“It will be interesting to see what happens with Foster,” Krueger said. “He was injured as a junior and then came back and played running back last season. We saw him at the Under Armour (All-American) game and he had a lot of rust. But he doesn’t get flustered and doesn’t make bad decisions. He’s got a lot of natural ability.”

Green is another tall cornerback who stands 6-2 but will likely need to put some weight on his 165-pound frame. Sterns gained a reputation as a studious, versatile player for Cibolo Steele.

“Green is another tall cornerback who can jam guys at the line and turn and run with them,” Krueger said. “He could play cornerback or safety because he doesn’t shy away from contact. Sterns is a safety but he could also play cornerback. He’s a student of the game. He’s always asking questions.”

The 6-4, 214-pound Eagles will give the Longhorns a tall, rangy receiver with outstanding speed. Woodard also has good size at 6-2 and 180 pounds and will bring versatility to the Longhorns’ receiving corps.

“Brennan lets his play speak for itself and he’ll bring something to the Longhorns’ offense they don’t have right now,” Krueger said. “Woodard can line up inside or outside. He’s got great concentration and can catch deep passes and win the jump balls.”

If landing the top four defensive backs wasn’t enough, Texas also signed two more highly rated players in the secondary: No. 20 D’Shawn Jamison, a cornerback from Houston Lamar, and No. 21 DeMarvion Overshown, a safety from Arp.

The Longhorns signed the state’s top tight end in Spring Dekaney’s Malcolm Epps, who also had offers from schools like Auburn, Florida State and Georgia.
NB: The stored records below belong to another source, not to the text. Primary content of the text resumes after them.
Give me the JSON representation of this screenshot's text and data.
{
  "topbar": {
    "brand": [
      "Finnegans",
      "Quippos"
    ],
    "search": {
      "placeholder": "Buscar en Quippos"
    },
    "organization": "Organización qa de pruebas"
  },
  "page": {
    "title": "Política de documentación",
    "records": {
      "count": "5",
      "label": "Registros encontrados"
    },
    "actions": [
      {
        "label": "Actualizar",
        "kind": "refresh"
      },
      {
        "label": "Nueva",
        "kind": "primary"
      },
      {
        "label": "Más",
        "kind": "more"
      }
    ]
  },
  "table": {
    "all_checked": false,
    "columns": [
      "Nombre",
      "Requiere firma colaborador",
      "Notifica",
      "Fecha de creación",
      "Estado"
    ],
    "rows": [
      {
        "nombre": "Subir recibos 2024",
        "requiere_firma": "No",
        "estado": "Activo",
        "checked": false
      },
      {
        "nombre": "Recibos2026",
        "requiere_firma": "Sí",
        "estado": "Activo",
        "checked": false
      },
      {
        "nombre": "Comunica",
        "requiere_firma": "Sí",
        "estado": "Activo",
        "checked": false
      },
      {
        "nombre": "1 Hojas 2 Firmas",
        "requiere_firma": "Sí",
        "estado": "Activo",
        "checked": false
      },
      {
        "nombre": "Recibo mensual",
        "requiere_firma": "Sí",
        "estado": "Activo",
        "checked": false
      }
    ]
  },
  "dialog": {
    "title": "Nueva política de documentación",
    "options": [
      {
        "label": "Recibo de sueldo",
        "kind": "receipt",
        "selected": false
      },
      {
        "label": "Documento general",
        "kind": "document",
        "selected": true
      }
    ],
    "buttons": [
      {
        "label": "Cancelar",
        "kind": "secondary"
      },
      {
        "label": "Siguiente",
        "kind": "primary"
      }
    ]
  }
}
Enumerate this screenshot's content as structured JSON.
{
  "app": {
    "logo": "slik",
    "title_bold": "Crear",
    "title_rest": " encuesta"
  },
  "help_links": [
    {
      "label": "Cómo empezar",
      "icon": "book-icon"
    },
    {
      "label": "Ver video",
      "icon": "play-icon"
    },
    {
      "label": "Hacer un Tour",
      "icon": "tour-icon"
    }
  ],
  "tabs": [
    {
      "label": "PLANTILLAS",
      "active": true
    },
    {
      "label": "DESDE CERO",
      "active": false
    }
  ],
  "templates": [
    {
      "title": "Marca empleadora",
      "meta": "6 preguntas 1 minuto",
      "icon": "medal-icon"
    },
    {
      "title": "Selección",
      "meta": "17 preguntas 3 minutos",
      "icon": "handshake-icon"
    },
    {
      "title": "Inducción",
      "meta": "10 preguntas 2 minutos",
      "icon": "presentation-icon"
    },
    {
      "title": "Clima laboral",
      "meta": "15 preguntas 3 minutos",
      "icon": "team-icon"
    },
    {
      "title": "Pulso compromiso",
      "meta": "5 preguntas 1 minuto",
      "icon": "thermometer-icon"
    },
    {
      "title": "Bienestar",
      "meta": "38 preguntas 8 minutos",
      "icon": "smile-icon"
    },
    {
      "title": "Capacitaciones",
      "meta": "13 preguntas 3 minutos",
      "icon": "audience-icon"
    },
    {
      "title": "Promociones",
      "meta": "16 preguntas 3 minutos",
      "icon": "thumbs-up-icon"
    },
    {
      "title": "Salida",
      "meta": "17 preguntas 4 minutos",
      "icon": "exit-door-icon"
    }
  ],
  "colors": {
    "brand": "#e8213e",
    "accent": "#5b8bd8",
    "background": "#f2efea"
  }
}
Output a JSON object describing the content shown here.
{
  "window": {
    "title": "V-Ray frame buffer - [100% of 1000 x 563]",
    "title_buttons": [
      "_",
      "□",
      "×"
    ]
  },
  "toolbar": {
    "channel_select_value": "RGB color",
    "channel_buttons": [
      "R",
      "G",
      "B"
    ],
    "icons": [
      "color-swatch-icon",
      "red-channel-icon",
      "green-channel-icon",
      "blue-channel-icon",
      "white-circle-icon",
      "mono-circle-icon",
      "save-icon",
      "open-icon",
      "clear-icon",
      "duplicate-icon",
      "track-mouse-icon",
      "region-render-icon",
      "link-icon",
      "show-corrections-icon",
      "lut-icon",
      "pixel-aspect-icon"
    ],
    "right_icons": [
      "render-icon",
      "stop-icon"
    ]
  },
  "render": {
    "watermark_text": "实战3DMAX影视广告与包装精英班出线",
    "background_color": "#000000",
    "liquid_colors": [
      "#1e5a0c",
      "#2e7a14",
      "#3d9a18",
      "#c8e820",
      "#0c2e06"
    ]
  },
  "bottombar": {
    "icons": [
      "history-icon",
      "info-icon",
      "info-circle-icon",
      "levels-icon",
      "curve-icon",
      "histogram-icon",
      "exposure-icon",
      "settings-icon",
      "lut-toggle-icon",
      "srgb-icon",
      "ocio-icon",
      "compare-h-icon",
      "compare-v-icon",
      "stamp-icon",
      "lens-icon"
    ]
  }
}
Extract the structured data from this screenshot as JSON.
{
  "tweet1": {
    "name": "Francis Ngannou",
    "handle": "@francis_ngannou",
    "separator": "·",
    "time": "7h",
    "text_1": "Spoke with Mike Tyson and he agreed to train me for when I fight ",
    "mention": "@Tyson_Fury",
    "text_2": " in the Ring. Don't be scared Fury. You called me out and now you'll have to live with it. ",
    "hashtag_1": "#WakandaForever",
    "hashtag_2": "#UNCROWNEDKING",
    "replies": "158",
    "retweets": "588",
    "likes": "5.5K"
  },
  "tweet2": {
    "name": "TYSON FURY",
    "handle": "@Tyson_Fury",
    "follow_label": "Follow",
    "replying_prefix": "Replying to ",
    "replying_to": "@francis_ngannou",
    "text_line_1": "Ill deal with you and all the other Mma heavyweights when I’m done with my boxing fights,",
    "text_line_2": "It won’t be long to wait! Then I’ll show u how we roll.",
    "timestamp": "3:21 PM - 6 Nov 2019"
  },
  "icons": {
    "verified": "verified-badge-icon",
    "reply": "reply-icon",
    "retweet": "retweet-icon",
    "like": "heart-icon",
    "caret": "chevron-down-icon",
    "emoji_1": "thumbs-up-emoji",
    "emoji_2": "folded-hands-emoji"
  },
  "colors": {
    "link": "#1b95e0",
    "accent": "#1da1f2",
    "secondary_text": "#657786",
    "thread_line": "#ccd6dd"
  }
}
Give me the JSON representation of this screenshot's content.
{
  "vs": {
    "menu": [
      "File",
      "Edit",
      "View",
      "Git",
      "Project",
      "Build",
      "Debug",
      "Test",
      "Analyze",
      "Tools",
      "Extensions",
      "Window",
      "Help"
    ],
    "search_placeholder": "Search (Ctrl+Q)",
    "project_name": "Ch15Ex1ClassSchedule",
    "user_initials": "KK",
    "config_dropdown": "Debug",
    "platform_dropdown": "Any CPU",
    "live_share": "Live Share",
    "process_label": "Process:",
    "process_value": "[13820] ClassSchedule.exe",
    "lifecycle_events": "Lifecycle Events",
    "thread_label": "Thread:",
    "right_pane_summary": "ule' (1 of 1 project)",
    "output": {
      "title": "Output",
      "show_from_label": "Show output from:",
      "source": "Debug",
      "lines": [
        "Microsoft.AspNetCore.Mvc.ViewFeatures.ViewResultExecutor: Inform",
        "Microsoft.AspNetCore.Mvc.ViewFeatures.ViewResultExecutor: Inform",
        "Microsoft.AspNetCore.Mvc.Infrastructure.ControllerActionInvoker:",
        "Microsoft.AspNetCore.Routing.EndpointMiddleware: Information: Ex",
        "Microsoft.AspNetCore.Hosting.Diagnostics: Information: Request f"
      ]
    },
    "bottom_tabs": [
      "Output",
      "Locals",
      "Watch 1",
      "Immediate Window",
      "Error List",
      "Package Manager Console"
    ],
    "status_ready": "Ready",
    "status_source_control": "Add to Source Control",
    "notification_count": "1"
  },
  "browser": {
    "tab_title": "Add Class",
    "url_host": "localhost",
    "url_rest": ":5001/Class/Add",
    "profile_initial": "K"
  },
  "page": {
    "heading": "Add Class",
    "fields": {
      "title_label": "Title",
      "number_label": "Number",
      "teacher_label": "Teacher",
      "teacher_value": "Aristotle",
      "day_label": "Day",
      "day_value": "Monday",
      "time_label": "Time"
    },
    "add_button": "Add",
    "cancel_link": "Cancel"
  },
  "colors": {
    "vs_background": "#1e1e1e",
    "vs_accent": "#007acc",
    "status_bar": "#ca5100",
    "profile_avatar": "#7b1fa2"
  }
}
Rockwall linebacker Alston Orji is the only player among Rivals’ top 10 Texas recruits who signed NCAA letters of intent in December that isn’t headed to Austin. Ranked No. 8 in the state, Orji signed with Vanderbilt.

Texas still has a shot to sign a pair of highly touted receivers in February: No. 7-rated Jaylen Waddle from Houston Episcopal and No. 8 Jalen Preston from Manvel. Though Preston committed to Texas A&M, he’s reportedly scheduled to visit Texas on Feb. 2.

While the top 2018 Texas high school recruits are heavy on defensive backs and receivers, only three offensive lineman rank in Rivals’ top 25: No. 11 Oklahoma signee Darrell Simpson of Justin Northwest, No. 18 Texas A&M signee Luke Matthews of Fort Bend Elkins, and No. 23 LSU signee Chasen Hines of Marshall.

The top rated Texas quarterback is Denton Ryan’s Spencer Sanders, an Oklahoma State signee who is ranked No. 36 by Rivals. Midway’s Tanner Mordecai is ranked No. 76 and is headed to Oklahoma.

“Sanders is a real fluid thrower,” Krueger said. “What I like about him is his unflappable attitude. He doesn’t get rattled by things going on around him.”

Don't Miss...